About "The 13th Apostle"
A mixture of fiction and Biblical fact, The 13th Apostle adheres strictly to the story of Christ’s crucifixion and resurrection as depicted in the first five books of the New Testament. It is a tale of excitement, adventure, and miracles that is entertaining, educational, and inspirational.
Set amidst the political and historical turmoil of 33 A. D. in the city of Jerusalem, The 13th Apostle portrays events through the eyes of an orphaned street beggar who is shunned by mainstream society because of his epilepsy. Schooled in Judaism by a kindly old baker named Isaac who later adopts him and his younger friend Aaron, the boy embraces the teachings of Jesus, whom he believes to be the true Messiah; and his ability to apply Jesus’ parables to the problems of everyday life earns him the respect of his community. As he helps others, Gamaliel dreams of meeting Jesus face to face.
Tensions run high as word spreads that Jesus and His followers will be among those coming from all over the world to celebrate Passover. Learning the religious leaders, spurred by rumors that Jesus wished to establish a New Kingdom and determined not to allow Him to usurp their authority, are scheming against Jesus, Gamaliel tries to think of some way to warn Him.

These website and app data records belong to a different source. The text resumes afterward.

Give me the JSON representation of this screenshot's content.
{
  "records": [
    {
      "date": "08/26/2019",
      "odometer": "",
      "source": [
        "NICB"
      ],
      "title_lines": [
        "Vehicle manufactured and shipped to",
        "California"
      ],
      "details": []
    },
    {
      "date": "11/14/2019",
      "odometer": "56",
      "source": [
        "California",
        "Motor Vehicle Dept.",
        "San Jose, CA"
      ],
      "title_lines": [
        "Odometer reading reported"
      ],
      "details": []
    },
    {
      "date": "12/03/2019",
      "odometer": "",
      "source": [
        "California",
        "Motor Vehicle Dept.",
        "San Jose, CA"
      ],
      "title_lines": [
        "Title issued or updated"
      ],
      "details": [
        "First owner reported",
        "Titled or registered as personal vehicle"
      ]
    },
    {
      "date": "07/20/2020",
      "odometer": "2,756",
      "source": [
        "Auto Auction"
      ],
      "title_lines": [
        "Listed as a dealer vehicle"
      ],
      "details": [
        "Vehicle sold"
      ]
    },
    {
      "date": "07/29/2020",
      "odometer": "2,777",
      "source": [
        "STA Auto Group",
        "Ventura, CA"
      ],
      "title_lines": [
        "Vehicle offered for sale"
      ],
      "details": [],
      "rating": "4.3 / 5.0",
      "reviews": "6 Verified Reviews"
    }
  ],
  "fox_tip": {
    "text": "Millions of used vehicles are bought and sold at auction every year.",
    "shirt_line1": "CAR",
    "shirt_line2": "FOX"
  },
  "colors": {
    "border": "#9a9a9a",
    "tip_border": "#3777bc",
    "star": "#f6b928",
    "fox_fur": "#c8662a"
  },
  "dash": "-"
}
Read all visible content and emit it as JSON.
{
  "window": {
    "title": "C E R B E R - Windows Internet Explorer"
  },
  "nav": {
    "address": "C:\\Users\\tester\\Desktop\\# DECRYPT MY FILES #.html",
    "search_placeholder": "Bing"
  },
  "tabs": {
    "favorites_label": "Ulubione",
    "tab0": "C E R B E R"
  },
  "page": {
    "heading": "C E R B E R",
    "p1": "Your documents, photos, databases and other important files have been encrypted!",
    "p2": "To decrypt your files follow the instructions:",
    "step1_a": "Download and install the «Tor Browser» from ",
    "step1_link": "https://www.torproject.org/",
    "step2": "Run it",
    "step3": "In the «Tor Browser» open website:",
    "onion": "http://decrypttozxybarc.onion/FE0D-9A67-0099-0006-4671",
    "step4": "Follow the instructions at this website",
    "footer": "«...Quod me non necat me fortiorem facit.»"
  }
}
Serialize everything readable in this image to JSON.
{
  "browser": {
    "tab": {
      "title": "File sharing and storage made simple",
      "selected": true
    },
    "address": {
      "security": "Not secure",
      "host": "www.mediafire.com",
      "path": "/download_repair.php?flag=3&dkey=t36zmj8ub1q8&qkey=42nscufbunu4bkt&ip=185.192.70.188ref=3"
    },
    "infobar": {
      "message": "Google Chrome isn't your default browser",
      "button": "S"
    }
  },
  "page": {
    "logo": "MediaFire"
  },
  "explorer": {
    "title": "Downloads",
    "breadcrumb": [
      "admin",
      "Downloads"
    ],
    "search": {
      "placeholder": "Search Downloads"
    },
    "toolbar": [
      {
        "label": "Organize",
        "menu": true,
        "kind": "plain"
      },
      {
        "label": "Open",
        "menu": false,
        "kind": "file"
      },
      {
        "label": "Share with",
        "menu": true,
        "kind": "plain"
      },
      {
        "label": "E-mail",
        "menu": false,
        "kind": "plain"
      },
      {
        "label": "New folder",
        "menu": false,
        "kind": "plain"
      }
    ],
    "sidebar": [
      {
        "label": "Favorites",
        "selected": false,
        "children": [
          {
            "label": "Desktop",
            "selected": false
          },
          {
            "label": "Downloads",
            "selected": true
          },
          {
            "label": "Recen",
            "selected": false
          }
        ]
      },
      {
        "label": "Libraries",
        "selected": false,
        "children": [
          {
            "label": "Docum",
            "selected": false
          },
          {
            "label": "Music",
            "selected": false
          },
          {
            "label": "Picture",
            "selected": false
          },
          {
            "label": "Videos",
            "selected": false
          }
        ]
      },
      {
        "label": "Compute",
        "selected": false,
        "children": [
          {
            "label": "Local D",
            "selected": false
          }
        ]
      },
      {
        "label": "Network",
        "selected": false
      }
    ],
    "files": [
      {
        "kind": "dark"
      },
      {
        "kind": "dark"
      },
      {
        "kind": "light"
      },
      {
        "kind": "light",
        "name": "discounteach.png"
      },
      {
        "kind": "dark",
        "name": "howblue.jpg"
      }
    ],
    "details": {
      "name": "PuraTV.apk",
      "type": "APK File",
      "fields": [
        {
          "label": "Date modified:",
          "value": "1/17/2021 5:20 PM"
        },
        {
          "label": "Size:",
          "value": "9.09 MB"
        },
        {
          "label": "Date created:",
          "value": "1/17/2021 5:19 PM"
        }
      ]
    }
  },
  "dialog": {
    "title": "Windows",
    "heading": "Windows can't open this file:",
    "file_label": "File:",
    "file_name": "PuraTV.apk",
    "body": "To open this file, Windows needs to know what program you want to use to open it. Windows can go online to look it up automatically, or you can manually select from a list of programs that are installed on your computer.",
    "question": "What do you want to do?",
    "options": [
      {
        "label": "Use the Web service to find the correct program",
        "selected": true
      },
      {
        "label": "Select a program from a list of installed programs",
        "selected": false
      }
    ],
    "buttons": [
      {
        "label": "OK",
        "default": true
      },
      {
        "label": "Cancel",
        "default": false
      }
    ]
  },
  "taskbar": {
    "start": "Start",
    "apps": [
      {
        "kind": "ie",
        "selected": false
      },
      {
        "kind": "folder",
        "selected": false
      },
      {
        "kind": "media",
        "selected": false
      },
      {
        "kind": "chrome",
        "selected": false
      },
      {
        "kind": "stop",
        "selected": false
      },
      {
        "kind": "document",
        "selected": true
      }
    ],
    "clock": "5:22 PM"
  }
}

The intrigue, suspense, and barriers that keep Gamaliel from alerting Jesus to the dangers He is facing engage the reader in a provocative story about a young boy’s dream of meeting Jesus.
Join Neil Perkins, Latin student at Haltwhistle Grammar School in England, as he uncovers a story of usurpation, treachery, and betrayal. After unearthing an ancient Roman manuscript, Neil dedicates himself to studying Latin and translates this exciting story from the third century . . .
Disaffected centurion Rusticus serves Rome at Hadrian’s Wall, an unruly frontier. He is saved from massacre by Calum, a Celt who was deeply changed when he saw Christians martyred in the Roman Colosseum.
Readers will learn the differences between ancient paganism and the primal Christian faith practiced in third-century Britain by only a remnant. They, along with Neil, will begin a more thoughtful approach to life as they reckon with all they have learned.